> RECORDS

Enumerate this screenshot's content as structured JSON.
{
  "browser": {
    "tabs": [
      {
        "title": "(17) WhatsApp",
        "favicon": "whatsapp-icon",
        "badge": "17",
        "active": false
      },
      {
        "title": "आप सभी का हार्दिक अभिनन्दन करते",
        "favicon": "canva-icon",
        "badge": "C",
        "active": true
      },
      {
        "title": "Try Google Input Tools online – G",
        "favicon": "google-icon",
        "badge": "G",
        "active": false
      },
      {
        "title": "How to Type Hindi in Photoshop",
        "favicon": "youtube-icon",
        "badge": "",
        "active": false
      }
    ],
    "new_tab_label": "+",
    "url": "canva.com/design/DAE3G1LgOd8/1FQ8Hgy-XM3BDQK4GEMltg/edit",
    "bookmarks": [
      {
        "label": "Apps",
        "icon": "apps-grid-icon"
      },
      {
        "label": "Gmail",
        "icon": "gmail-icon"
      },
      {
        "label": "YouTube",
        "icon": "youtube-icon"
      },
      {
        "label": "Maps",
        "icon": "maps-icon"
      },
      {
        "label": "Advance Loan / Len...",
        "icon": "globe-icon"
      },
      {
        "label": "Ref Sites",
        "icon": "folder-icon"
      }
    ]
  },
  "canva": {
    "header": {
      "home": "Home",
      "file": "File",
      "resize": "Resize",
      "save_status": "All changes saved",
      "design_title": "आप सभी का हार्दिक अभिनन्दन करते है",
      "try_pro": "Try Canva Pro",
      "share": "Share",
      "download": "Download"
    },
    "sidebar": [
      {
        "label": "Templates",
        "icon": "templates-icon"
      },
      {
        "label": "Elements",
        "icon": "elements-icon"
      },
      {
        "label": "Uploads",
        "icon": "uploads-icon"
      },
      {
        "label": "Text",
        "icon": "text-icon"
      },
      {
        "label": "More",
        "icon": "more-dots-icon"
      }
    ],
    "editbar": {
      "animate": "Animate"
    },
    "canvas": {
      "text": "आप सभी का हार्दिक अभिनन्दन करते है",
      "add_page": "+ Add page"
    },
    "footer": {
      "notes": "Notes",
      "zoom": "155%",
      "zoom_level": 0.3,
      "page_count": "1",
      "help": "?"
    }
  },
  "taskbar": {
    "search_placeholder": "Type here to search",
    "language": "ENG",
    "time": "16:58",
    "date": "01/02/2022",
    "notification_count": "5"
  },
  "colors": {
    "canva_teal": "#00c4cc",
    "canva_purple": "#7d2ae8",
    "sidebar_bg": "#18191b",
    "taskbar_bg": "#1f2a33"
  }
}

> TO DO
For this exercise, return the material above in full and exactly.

> EXPECTED ANSWER
Enumerate this screenshot's content as structured JSON.
{
  "browser": {
    "tabs": [
      {
        "title": "(17) WhatsApp",
        "favicon": "whatsapp-icon",
        "badge": "17",
        "active": false
      },
      {
        "title": "आप सभी का हार्दिक अभिनन्दन करते",
        "favicon": "canva-icon",
        "badge": "C",
        "active": true
      },
      {
        "title": "Try Google Input Tools online – G",
        "favicon": "google-icon",
        "badge": "G",
        "active": false
      },
      {
        "title": "How to Type Hindi in Photoshop",
        "favicon": "youtube-icon",
        "badge": "",
        "active": false
      }
    ],
    "new_tab_label": "+",
    "url": "canva.com/design/DAE3G1LgOd8/1FQ8Hgy-XM3BDQK4GEMltg/edit",
    "bookmarks": [
      {
        "label": "Apps",
        "icon": "apps-grid-icon"
      },
      {
        "label": "Gmail",
        "icon": "gmail-icon"
      },
      {
        "label": "YouTube",
        "icon": "youtube-icon"
      },
      {
        "label": "Maps",
        "icon": "maps-icon"
      },
      {
        "label": "Advance Loan / Len...",
        "icon": "globe-icon"
      },
      {
        "label": "Ref Sites",
        "icon": "folder-icon"
      }
    ]
  },
  "canva": {
    "header": {
      "home": "Home",
      "file": "File",
      "resize": "Resize",
      "save_status": "All changes saved",
      "design_title": "आप सभी का हार्दिक अभिनन्दन करते है",
      "try_pro": "Try Canva Pro",
      "share": "Share",
      "download": "Download"
    },
    "sidebar": [
      {
        "label": "Templates",
        "icon": "templates-icon"
      },
      {
        "label": "Elements",
        "icon": "elements-icon"
      },
      {
        "label": "Uploads",
        "icon": "uploads-icon"
      },
      {
        "label": "Text",
        "icon": "text-icon"
      },
      {
        "label": "More",
        "icon": "more-dots-icon"
      }
    ],
    "editbar": {
      "animate": "Animate"
    },
    "canvas": {
      "text": "आप सभी का हार्दिक अभिनन्दन करते है",
      "add_page": "+ Add page"
    },
    "footer": {
      "notes": "Notes",
      "zoom": "155%",
      "zoom_level": 0.3,
      "page_count": "1",
      "help": "?"
    }
  },
  "taskbar": {
    "search_placeholder": "Type here to search",
    "language": "ENG",
    "time": "16:58",
    "date": "01/02/2022",
    "notification_count": "5"
  },
  "colors": {
    "canva_teal": "#00c4cc",
    "canva_purple": "#7d2ae8",
    "sidebar_bg": "#18191b",
    "taskbar_bg": "#1f2a33"
  }
}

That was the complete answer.